The combat sequences come thick and fast in the hands of editors Sidney Wolinsky and Mark Czyzewski. These cover the Greyhound running down a U-boat; the confusion of friendly fire under the cloak of darkness; the momentary elation of a successful hit on a German vessel; and dodging torpedoes with some frantic swerves and panicked “Hard rudder left!”-type commands — the alarming tilt of the ship at one point makes you hold your breath.
One hairy moment involves a near collision with a merchant ship from the convoy. Another intense sequence results when the sonar picks up a German decoy designed to eat up the U.S. boat’s limited supply of depth charges and monopolize the Americans’ attention while the German fleet targets another ship. Terrific underwater footage follows the accelerated path of torpedoes and bomb drops. A heavy exchange of deck gunfire results in casualties (the terror of bullets slicing through the air is rendered with vivid force in the expert sound design), and Krause insists on a full-company funeral service at sea in dress uniforms.

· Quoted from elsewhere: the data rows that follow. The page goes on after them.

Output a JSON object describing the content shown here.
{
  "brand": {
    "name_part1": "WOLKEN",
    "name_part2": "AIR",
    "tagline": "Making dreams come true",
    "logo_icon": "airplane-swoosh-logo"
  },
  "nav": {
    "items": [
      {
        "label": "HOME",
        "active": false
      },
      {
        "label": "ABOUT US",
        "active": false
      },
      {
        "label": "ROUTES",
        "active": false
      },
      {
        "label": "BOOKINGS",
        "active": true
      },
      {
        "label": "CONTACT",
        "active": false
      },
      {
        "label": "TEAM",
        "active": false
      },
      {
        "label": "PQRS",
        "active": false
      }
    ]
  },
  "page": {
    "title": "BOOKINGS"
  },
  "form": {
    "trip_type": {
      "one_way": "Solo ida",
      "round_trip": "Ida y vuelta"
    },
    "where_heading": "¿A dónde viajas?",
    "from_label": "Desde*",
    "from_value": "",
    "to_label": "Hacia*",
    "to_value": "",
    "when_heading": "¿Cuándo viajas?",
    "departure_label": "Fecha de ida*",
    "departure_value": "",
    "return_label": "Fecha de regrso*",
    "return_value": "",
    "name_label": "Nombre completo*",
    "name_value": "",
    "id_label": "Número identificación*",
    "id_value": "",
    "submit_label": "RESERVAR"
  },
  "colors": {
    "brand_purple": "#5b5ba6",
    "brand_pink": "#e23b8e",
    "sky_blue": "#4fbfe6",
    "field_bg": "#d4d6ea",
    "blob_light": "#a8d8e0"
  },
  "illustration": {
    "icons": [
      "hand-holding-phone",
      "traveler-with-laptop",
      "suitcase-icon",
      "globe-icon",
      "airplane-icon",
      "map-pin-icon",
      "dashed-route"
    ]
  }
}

The sense of navigating infested waters in near blindness is periodically underlined by communications between the Greyhound and the other Allied Forces boats, with each break in radio silence at risk of being picked up by the Germans. While it’s doubtless true to military history, the one element that comes off a little hammy is the psychological-warfare transmissions of a German submarine commander identified as Grey Wolf (voiced by Thomas Kretschmann), gloating over the death count and snarling taunts like “The Grey Wolf is so very hungry,” or “The sea favors the Grey Wolf on the hunt, not the Hound on the run.”
By contrast, the use of Blake Neely’s ominous score shows admirable restraint for the most part, its subtle strains blending with the ping of sonar equipment and using drumming to inject urgency as the situation grows more perilous.
To Hanks’ credit, his screenplay mostly downplays the heroics while fully acknowledging the bravery and sacrifice of the men who fought in the Battle of the Atlantic, a WWII campaign relatively underrepresented in movies. (The Oscar-nominated 1981 feature that put director Wolfgang Petersen on the map, Das Boot, viewed the conflict from the German side.) With thorough verisimilitude, Greyhound depicts just one crossing among countless over a six-year period in which 3,500 ships carrying millions of tons of cargo were sunk and 72,200 souls were lost.
The film closes with archival footage of real convoy ships and troops over the end credits, summoning a dignified patriotism that should play well to domestic audiences presently starved for moral uplift.
Production companies: Playtone, Sony Pictures Entertainment, Stage 6 Films, in association with Bron Creative, Zhengfu Pictures, Sycamore Pictures, FilmNation Entertainment
Distributor: Apple TV+
Cast: Tom Hanks, Elisabeth Shue, Stephen Graham, Rob Morgan, Josh Wiggins, Tom Brittney, William Pullen, Manuel Garcia-Rulfo, Karl Glusman, Chet Hanks, Jimi Stanton, Matthew Helm, Devin Druid
Director: Aaron Schneider
Screenplay: Tom Hanks, based on the novel The Good Shepherd, by C.S. Forester
Producer: Gary Goetzman
Executive producers: Aaron Ryder, Steven Shareshian, Alison Cohen, Michael A. Jackman, Milan Popelka, David Coatsworth, Aaron L. Gilbert, Jason Cloth, Richard McConnell, Anjay Nagpal, Han Sanping, Alex Zhang, Ben Nearn, Tom Rice
Director of photography: Shelly Johnson
Production designer: David Crank
Costume designer: Julie Weiss
Music: Blake Neely
Editors: Sidney Wolinsky, Mark Czyzewski
Visual effects supervisor: Nathan McGuinness
Visual effects producer: Mike Chambers
Casting: Francine Maisler
Rated PG-13, 92 minutes
Sign up for THR news straight to your inbox every day